→ ASSIGNMENT
Every entry, exactly as given, must be retyped.

→ TASK MATERIAL

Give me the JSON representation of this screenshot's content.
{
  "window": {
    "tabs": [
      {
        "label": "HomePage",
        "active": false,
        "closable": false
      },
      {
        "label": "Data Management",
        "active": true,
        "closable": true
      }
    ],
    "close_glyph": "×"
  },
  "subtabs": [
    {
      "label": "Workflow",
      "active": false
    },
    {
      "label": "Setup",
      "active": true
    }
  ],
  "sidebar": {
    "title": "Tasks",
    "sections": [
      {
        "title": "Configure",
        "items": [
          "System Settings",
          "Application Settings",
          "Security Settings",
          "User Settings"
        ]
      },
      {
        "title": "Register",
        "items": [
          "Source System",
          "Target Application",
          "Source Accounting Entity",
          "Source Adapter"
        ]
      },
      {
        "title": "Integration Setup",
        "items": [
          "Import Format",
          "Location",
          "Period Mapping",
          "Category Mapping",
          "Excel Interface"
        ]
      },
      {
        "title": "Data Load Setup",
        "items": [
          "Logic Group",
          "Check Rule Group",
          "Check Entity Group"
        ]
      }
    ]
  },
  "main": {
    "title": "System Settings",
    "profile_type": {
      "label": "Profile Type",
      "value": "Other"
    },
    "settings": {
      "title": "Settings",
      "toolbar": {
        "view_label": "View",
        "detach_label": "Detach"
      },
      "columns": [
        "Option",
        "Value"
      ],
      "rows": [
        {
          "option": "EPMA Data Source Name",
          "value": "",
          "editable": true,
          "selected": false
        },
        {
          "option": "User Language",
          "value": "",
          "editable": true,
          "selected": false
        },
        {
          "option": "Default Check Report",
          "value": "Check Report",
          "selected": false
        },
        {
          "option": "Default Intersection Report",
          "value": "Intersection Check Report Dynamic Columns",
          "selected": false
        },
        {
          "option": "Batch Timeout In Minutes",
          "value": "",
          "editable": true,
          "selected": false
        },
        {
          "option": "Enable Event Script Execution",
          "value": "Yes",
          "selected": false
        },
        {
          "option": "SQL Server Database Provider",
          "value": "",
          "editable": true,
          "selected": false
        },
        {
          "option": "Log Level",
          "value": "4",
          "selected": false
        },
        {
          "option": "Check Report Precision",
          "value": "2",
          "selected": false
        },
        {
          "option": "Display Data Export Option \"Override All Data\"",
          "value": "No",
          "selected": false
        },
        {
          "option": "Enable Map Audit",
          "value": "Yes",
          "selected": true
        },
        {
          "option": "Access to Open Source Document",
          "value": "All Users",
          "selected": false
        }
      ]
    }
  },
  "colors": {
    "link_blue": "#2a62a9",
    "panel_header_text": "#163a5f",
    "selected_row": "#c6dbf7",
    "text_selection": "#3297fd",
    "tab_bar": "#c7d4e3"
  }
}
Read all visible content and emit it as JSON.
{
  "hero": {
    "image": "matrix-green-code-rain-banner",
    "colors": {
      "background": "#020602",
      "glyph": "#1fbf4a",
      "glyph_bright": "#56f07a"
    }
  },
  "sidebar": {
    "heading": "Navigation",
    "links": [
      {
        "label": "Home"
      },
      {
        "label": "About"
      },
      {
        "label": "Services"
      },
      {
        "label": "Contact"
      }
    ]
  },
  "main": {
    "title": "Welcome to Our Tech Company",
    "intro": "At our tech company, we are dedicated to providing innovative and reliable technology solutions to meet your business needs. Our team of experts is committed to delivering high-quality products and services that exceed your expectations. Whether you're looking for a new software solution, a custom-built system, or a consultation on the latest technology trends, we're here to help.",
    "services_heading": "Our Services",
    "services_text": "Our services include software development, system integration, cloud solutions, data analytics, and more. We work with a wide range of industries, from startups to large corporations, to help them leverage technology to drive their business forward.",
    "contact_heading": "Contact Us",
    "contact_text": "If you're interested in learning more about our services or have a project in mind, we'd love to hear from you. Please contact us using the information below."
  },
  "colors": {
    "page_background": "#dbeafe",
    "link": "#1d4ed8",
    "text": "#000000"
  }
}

→ TASK RESPONSE
Give me the JSON representation of this screenshot's content.
{
  "window": {
    "tabs": [
      {
        "label": "HomePage",
        "active": false,
        "closable": false
      },
      {
        "label": "Data Management",
        "active": true,
        "closable": true
      }
    ],
    "close_glyph": "×"
  },
  "subtabs": [
    {
      "label": "Workflow",
      "active": false
    },
    {
      "label": "Setup",
      "active": true
    }
  ],
  "sidebar": {
    "title": "Tasks",
    "sections": [
      {
        "title": "Configure",
        "items": [
          "System Settings",
          "Application Settings",
          "Security Settings",
          "User Settings"
        ]
      },
      {
        "title": "Register",
        "items": [
          "Source System",
          "Target Application",
          "Source Accounting Entity",
          "Source Adapter"
        ]
      },
      {
        "title": "Integration Setup",
        "items": [
          "Import Format",
          "Location",
          "Period Mapping",
          "Category Mapping",
          "Excel Interface"
        ]
      },
      {
        "title": "Data Load Setup",
        "items": [
          "Logic Group",
          "Check Rule Group",
          "Check Entity Group"
        ]
      }
    ]
  },
  "main": {
    "title": "System Settings",
    "profile_type": {
      "label": "Profile Type",
      "value": "Other"
    },
    "settings": {
      "title": "Settings",
      "toolbar": {
        "view_label": "View",
        "detach_label": "Detach"
      },
      "columns": [
        "Option",
        "Value"
      ],
      "rows": [
        {
          "option": "EPMA Data Source Name",
          "value": "",
          "editable": true,
          "selected": false
        },
        {
          "option": "User Language",
          "value": "",
          "editable": true,
          "selected": false
        },
        {
          "option": "Default Check Report",
          "value": "Check Report",
          "selected": false
        },
        {
          "option": "Default Intersection Report",
          "value": "Intersection Check Report Dynamic Columns",
          "selected": false
        },
        {
          "option": "Batch Timeout In Minutes",
          "value": "",
          "editable": true,
          "selected": false
        },
        {
          "option": "Enable Event Script Execution",
          "value": "Yes",
          "selected": false
        },
        {
          "option": "SQL Server Database Provider",
          "value": "",
          "editable": true,
          "selected": false
        },
        {
          "option": "Log Level",
          "value": "4",
          "selected": false
        },
        {
          "option": "Check Report Precision",
          "value": "2",
          "selected": false
        },
        {
          "option": "Display Data Export Option \"Override All Data\"",
          "value": "No",
          "selected": false
        },
        {
          "option": "Enable Map Audit",
          "value": "Yes",
          "selected": true
        },
        {
          "option": "Access to Open Source Document",
          "value": "All Users",
          "selected": false
        }
      ]
    }
  },
  "colors": {
    "link_blue": "#2a62a9",
    "panel_header_text": "#163a5f",
    "selected_row": "#c6dbf7",
    "text_selection": "#3297fd",
    "tab_bar": "#c7d4e3"
  }
}
Read all visible content and emit it as JSON.
{
  "hero": {
    "image": "matrix-green-code-rain-banner",
    "colors": {
      "background": "#020602",
      "glyph": "#1fbf4a",
      "glyph_bright": "#56f07a"
    }
  },
  "sidebar": {
    "heading": "Navigation",
    "links": [
      {
        "label": "Home"
      },
      {
        "label": "About"
      },
      {
        "label": "Services"
      },
      {
        "label": "Contact"
      }
    ]
  },
  "main": {
    "title": "Welcome to Our Tech Company",
    "intro": "At our tech company, we are dedicated to providing innovative and reliable technology solutions to meet your business needs. Our team of experts is committed to delivering high-quality products and services that exceed your expectations. Whether you're looking for a new software solution, a custom-built system, or a consultation on the latest technology trends, we're here to help.",
    "services_heading": "Our Services",
    "services_text": "Our services include software development, system integration, cloud solutions, data analytics, and more. We work with a wide range of industries, from startups to large corporations, to help them leverage technology to drive their business forward.",
    "contact_heading": "Contact Us",
    "contact_text": "If you're interested in learning more about our services or have a project in mind, we'd love to hear from you. Please contact us using the information below."
  },
  "colors": {
    "page_background": "#dbeafe",
    "link": "#1d4ed8",
    "text": "#000000"
  }
}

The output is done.